Mr Spraggon said the additional income from the visitor levy was welcome as it allowed the community to establish better infrastructure on the island which he was looking forward to seeing completed.

Establishing a safer walking track from Halfmoon Bay to Golden Bay was high on the list of priorities.

"The Golden Bay wharf is definitely high on the list ... They’re just finalising costs and things for them at the moment."

Accommodation remained heavily booked.

"It’s been a really good season, but people are just starting to get a little tired."

He believed the return of cruise ships to the island boosted the visitor numbers, however it was only disembarking passengers who paid a levy.

Those passengers also contributed to other aspects of the island’s tourist economy.

"There’s still a shortage on the island of places for meals.

"You’ve only got to look at the peak times and the numbers going into the hotel for a meal — that’s phenomenal."

South Seas Hotel owner Helen Cave said it had been a good season but declined to comment further.

Bay Motel manager Vicki Robertson had only been managing the hotel for four months but confirmed the motel had been steadily booked to capacity for this season.

Since her arrival she had frequently hosted visitors from North America, Germany and the Netherlands.

She did expect bookings to slow during the winter months.

The Old Butcher Shop Cafe and Jensen Bay House co-owner Ulrike Herzhoff said she had opened her cafe during the notably busy season last year.

More tourists had come to her cafe but it may have been due to a mixture of higher tourist numbers or because the cafe had grown and improved what it was doing, she said.

"But there was definitely more people around and we also noticed that in our accommodation."

Mrs Herzhoff has owned Jensen Bay House for the past 10 years.

"We were solidly booked until the end of March.
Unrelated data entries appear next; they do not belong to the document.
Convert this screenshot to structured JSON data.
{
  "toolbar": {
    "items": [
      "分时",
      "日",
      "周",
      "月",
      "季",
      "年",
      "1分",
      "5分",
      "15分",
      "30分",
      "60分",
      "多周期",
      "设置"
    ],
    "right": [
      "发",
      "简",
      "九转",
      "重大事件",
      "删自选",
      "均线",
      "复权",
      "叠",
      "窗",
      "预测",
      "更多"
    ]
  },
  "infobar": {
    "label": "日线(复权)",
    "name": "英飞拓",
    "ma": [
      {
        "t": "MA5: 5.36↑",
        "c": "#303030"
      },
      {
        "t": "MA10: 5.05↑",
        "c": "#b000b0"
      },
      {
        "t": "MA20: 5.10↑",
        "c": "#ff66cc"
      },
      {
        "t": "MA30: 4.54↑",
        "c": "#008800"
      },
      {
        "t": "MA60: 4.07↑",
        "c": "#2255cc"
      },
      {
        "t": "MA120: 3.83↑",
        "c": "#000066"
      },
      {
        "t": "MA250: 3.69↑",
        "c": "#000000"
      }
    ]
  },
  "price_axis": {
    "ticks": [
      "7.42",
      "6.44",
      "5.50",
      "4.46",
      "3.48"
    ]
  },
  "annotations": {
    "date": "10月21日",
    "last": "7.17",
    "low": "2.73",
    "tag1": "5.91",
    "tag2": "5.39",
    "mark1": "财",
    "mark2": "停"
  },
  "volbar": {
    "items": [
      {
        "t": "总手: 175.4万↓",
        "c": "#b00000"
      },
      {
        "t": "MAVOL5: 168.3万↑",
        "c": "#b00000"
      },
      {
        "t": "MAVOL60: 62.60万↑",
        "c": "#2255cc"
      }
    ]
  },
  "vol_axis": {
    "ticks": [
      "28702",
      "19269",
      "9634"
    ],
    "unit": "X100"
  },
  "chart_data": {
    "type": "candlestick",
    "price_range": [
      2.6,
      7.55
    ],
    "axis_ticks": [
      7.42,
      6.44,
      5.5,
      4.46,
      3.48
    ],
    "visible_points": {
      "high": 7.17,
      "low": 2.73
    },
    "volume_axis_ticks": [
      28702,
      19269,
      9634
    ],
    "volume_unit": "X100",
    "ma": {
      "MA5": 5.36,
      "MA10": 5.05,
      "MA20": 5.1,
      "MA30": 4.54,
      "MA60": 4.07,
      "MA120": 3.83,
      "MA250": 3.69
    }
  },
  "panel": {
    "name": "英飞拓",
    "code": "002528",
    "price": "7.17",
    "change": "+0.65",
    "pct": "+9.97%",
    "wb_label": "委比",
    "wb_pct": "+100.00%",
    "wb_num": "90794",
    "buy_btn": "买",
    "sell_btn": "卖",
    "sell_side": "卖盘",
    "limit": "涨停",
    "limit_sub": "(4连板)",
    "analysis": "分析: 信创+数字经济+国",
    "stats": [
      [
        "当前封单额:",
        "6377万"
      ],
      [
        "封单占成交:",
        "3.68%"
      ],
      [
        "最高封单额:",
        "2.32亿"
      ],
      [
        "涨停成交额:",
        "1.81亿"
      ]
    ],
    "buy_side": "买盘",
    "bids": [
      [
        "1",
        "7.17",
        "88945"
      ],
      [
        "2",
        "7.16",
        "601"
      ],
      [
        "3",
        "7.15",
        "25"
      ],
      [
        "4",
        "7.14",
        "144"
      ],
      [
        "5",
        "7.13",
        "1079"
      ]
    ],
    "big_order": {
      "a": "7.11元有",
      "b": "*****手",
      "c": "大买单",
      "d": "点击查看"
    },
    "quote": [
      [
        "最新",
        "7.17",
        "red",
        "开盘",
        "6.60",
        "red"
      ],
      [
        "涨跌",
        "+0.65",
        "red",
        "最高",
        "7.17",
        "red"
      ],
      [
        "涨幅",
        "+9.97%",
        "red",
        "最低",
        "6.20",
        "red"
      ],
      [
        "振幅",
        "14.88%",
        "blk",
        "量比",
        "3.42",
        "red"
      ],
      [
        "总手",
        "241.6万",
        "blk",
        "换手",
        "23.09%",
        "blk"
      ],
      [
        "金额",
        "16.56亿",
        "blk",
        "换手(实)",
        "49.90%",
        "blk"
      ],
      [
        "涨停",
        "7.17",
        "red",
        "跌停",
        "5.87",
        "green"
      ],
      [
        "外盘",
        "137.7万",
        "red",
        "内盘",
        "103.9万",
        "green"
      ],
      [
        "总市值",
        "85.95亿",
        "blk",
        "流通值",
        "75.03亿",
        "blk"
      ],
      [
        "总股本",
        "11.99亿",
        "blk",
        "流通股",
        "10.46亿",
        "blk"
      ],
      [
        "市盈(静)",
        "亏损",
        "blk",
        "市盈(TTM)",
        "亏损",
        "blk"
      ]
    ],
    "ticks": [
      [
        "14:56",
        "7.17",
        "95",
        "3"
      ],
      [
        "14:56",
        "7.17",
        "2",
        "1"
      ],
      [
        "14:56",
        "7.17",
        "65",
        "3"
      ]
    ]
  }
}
It was certainly busy and a wee bit tiring because there’s obviously a lot happening."

She had noticed a decrease in New Zealand and Australian travellers.

"It’s been mainly Europeans, especially Germans, Swiss and North American."

She expected Ulva Island’s closure due to rodent infestation would have a significant impact on visitor numbers.

It was vital to keep Ulva Island open, she said.

By Toni McDonald